*Problem statement*: Could the data below be copied out in full, word for word?

[Web page and app entries]

────

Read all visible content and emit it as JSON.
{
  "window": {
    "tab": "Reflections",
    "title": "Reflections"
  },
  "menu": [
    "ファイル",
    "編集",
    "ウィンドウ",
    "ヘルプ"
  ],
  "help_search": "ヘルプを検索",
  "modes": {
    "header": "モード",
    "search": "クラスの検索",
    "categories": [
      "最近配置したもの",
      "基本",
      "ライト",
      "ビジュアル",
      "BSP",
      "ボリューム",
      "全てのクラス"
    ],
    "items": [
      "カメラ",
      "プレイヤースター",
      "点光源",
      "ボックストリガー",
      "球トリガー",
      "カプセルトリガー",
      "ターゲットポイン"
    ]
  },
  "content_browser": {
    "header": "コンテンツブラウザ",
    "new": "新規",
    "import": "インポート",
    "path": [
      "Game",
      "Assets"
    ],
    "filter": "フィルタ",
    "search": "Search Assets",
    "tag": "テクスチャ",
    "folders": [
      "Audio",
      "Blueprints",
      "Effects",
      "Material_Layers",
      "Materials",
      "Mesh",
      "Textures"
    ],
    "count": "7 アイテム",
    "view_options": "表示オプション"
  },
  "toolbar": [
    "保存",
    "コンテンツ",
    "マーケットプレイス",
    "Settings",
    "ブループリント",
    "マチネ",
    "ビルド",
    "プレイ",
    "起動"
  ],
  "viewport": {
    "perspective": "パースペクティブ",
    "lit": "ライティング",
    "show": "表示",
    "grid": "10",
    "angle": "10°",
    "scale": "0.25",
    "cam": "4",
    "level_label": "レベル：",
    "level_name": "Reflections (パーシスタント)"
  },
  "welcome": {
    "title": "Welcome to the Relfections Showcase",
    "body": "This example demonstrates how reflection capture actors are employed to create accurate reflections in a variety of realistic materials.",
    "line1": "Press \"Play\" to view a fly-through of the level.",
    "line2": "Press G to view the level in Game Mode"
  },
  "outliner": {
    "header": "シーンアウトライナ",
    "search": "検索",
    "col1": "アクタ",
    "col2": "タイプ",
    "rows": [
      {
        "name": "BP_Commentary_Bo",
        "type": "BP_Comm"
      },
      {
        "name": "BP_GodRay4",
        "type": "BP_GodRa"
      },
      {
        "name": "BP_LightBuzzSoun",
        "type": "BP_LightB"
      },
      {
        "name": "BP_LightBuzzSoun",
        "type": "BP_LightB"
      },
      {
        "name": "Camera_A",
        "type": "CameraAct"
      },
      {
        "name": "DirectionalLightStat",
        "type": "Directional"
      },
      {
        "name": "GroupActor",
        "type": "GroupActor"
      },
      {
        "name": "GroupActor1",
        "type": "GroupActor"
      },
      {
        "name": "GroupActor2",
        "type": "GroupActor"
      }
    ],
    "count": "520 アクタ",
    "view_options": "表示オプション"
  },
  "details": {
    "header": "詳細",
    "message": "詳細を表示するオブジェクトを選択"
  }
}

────

*Result for this exercise*:
Read all visible content and emit it as JSON.
{
  "window": {
    "tab": "Reflections",
    "title": "Reflections"
  },
  "menu": [
    "ファイル",
    "編集",
    "ウィンドウ",
    "ヘルプ"
  ],
  "help_search": "ヘルプを検索",
  "modes": {
    "header": "モード",
    "search": "クラスの検索",
    "categories": [
      "最近配置したもの",
      "基本",
      "ライト",
      "ビジュアル",
      "BSP",
      "ボリューム",
      "全てのクラス"
    ],
    "items": [
      "カメラ",
      "プレイヤースター",
      "点光源",
      "ボックストリガー",
      "球トリガー",
      "カプセルトリガー",
      "ターゲットポイン"
    ]
  },
  "content_browser": {
    "header": "コンテンツブラウザ",
    "new": "新規",
    "import": "インポート",
    "path": [
      "Game",
      "Assets"
    ],
    "filter": "フィルタ",
    "search": "Search Assets",
    "tag": "テクスチャ",
    "folders": [
      "Audio",
      "Blueprints",
      "Effects",
      "Material_Layers",
      "Materials",
      "Mesh",
      "Textures"
    ],
    "count": "7 アイテム",
    "view_options": "表示オプション"
  },
  "toolbar": [
    "保存",
    "コンテンツ",
    "マーケットプレイス",
    "Settings",
    "ブループリント",
    "マチネ",
    "ビルド",
    "プレイ",
    "起動"
  ],
  "viewport": {
    "perspective": "パースペクティブ",
    "lit": "ライティング",
    "show": "表示",
    "grid": "10",
    "angle": "10°",
    "scale": "0.25",
    "cam": "4",
    "level_label": "レベル：",
    "level_name": "Reflections (パーシスタント)"
  },
  "welcome": {
    "title": "Welcome to the Relfections Showcase",
    "body": "This example demonstrates how reflection capture actors are employed to create accurate reflections in a variety of realistic materials.",
    "line1": "Press \"Play\" to view a fly-through of the level.",
    "line2": "Press G to view the level in Game Mode"
  },
  "outliner": {
    "header": "シーンアウトライナ",
    "search": "検索",
    "col1": "アクタ",
    "col2": "タイプ",
    "rows": [
      {
        "name": "BP_Commentary_Bo",
        "type": "BP_Comm"
      },
      {
        "name": "BP_GodRay4",
        "type": "BP_GodRa"
      },
      {
        "name": "BP_LightBuzzSoun",
        "type": "BP_LightB"
      },
      {
        "name": "BP_LightBuzzSoun",
        "type": "BP_LightB"
      },
      {
        "name": "Camera_A",
        "type": "CameraAct"
      },
      {
        "name": "DirectionalLightStat",
        "type": "Directional"
      },
      {
        "name": "GroupActor",
        "type": "GroupActor"
      },
      {
        "name": "GroupActor1",
        "type": "GroupActor"
      },
      {
        "name": "GroupActor2",
        "type": "GroupActor"
      }
    ],
    "count": "520 アクタ",
    "view_options": "表示オプション"
  },
  "details": {
    "header": "詳細",
    "message": "詳細を表示するオブジェクトを選択"
  }
}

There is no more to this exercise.